▶ **AIM OF THE TASK**
Each of the records that follow needs an exact reproduction.

=== RECORDS FOR THIS EXERCISE ===

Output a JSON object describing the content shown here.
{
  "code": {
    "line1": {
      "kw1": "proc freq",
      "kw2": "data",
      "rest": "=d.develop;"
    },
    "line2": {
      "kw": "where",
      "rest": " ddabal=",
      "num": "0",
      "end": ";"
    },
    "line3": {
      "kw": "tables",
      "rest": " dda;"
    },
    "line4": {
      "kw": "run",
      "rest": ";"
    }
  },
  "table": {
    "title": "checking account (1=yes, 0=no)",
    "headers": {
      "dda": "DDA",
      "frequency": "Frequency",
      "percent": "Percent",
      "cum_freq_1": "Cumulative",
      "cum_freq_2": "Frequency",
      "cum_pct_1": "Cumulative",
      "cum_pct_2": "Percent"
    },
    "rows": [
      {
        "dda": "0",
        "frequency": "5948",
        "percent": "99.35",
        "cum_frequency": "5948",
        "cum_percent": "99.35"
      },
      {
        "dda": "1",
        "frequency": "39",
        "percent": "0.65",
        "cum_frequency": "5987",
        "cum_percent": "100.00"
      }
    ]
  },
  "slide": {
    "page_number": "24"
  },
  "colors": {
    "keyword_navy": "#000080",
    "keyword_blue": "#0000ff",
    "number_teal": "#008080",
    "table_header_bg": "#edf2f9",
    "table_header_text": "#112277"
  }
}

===

▶ **EXPECTED ANSWER**
Output a JSON object describing the content shown here.
{
  "code": {
    "line1": {
      "kw1": "proc freq",
      "kw2": "data",
      "rest": "=d.develop;"
    },
    "line2": {
      "kw": "where",
      "rest": " ddabal=",
      "num": "0",
      "end": ";"
    },
    "line3": {
      "kw": "tables",
      "rest": " dda;"
    },
    "line4": {
      "kw": "run",
      "rest": ";"
    }
  },
  "table": {
    "title": "checking account (1=yes, 0=no)",
    "headers": {
      "dda": "DDA",
      "frequency": "Frequency",
      "percent": "Percent",
      "cum_freq_1": "Cumulative",
      "cum_freq_2": "Frequency",
      "cum_pct_1": "Cumulative",
      "cum_pct_2": "Percent"
    },
    "rows": [
      {
        "dda": "0",
        "frequency": "5948",
        "percent": "99.35",
        "cum_frequency": "5948",
        "cum_percent": "99.35"
      },
      {
        "dda": "1",
        "frequency": "39",
        "percent": "0.65",
        "cum_frequency": "5987",
        "cum_percent": "100.00"
      }
    ]
  },
  "slide": {
    "page_number": "24"
  },
  "colors": {
    "keyword_navy": "#000080",
    "keyword_blue": "#0000ff",
    "number_teal": "#008080",
    "table_header_bg": "#edf2f9",
    "table_header_text": "#112277"
  }
}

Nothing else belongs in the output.